Houston is the 4th largest city in the nation, so our real estate market can vary from neighborhood to neighborhood. Unfortunately, the newspapers are showing a snapshot of the city as a whole, so it is important to talk to your Realtor and understand what the market is doing in your neighborhood or zip code. Your Realtor should not only advise you on pricing, but also advise on improvements that may be needed to make sure your home is marketable in the current climate.
On a positive note, voters passed the $2.5 billion flood bond, and with the federal government matching these funds. This should help answer the question that most buyer’s have when considering a flooded neighborhood, “What is the government doing to correct the flood problem”?
The other good news is that we are seeing more activity with high end rental properties than we have seen in 3 years! These renters are relocating with the oil companies and signing long term leases in many cases. In the past, this movement was a precursor to more hiring in the Energy Sector, which means that our relocation market is picking up again. Although, I have been told that most oil companies do not plan to start major projects until the beginning of 2019, the rental activity is a positive sign!
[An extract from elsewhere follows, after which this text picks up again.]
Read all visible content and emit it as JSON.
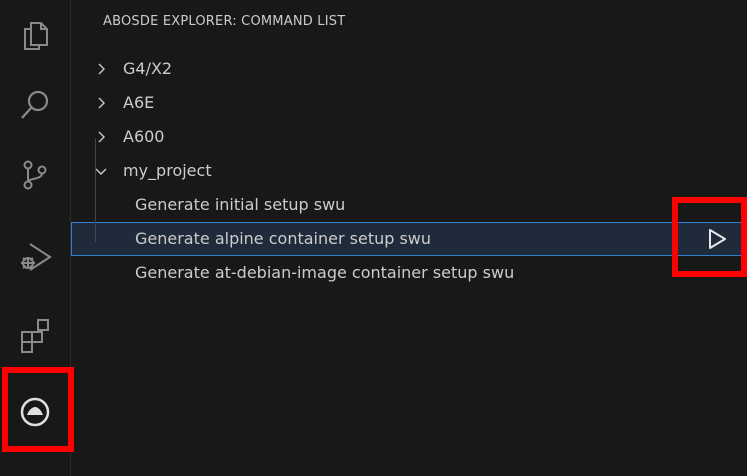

We are officially under a storm watch going into the weekend, and the homeowners who have just started to recover from Harvey, are probably holding their breath over the potential threat of a hurricane entering the Gulf. Communities that flooded from Harvey are still recovering from the financial blow to
1111 Eldridge Pkwy, Suite 200
Houston, TX 77077